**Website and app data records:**
::::::::

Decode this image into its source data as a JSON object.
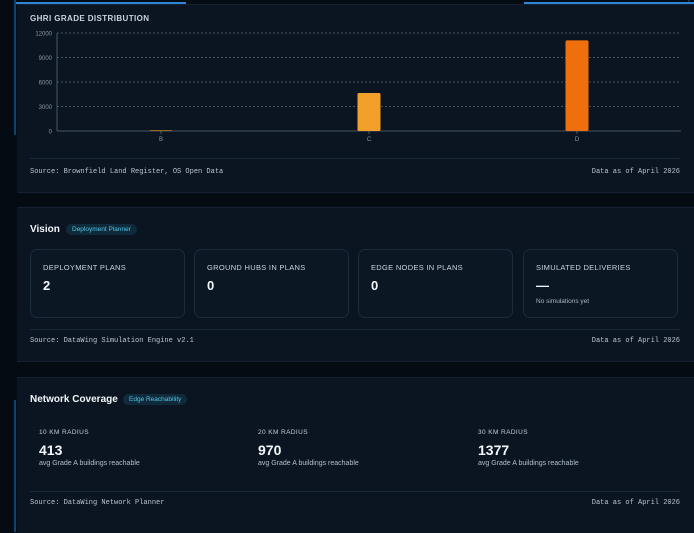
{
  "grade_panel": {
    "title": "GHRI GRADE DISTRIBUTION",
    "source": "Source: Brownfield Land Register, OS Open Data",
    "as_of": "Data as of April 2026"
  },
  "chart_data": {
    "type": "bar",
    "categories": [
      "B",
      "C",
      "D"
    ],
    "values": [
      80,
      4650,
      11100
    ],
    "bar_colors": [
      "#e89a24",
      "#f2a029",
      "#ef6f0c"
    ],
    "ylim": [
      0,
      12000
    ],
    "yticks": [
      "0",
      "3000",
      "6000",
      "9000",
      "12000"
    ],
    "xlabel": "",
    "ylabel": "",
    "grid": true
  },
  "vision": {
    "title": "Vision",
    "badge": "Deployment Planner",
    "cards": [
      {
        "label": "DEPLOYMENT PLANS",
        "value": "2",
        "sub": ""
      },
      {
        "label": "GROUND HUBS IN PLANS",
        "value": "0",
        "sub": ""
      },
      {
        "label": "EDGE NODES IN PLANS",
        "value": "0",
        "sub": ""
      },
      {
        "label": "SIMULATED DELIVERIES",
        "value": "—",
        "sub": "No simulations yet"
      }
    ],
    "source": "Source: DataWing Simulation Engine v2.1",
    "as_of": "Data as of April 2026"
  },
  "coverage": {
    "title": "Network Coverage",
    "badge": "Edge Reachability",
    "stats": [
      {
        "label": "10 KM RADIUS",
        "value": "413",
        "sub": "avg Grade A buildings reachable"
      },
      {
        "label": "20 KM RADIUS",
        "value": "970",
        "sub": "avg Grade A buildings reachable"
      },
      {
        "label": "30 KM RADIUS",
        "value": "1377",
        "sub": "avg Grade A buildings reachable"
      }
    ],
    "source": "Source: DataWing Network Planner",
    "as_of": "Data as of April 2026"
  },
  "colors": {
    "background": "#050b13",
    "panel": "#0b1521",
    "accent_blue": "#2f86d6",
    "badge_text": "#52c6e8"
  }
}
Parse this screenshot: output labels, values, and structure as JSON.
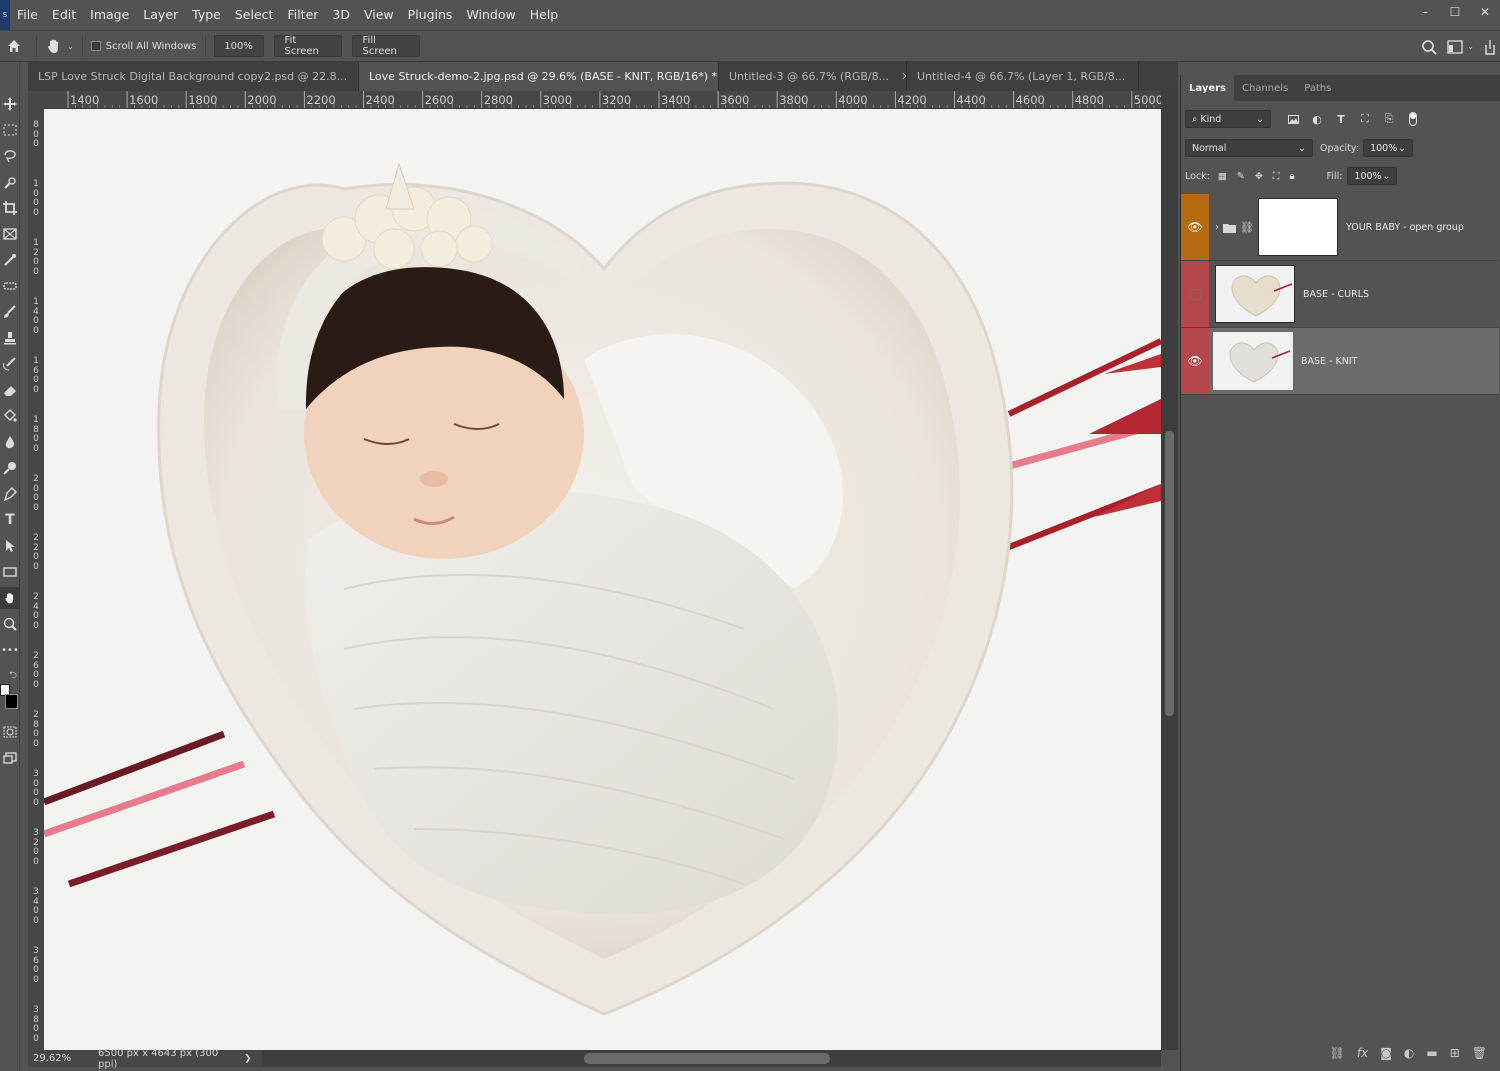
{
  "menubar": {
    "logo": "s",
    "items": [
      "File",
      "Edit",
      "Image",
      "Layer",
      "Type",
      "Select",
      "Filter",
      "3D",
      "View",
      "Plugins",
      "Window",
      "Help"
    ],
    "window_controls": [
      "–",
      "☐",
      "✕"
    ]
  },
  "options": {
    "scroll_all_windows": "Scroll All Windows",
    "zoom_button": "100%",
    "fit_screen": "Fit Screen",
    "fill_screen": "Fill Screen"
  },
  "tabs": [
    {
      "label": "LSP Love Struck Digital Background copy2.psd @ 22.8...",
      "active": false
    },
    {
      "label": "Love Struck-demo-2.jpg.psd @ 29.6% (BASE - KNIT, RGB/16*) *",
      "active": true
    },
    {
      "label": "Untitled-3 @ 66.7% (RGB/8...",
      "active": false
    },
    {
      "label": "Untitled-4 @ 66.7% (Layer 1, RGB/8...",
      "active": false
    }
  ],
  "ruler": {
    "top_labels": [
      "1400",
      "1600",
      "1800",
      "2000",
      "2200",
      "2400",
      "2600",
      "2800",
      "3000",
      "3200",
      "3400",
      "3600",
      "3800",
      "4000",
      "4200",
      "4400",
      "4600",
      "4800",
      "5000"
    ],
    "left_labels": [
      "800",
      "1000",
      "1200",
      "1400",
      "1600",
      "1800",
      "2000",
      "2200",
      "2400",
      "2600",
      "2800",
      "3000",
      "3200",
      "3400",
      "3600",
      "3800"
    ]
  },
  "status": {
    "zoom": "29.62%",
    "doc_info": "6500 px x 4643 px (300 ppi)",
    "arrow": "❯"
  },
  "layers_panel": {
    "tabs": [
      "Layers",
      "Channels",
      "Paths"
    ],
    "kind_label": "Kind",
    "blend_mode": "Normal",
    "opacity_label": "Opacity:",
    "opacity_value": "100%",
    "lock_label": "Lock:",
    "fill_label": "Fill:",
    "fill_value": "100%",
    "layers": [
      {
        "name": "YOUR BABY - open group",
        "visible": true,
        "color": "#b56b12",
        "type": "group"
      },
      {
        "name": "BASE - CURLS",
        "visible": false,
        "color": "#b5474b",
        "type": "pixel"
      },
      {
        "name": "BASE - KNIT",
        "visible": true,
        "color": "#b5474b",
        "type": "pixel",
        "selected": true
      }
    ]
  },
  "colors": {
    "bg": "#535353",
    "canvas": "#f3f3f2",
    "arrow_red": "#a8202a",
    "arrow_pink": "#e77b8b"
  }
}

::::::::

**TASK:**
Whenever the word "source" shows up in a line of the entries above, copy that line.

**ANSWER SECTION:**
Decode this image into its source data as a JSON object.
    "source": "Source: Brownfield Land Register, OS Open Data",
    "source": "Source: DataWing Simulation Engine v2.1",
    "source": "Source: DataWing Network Planner",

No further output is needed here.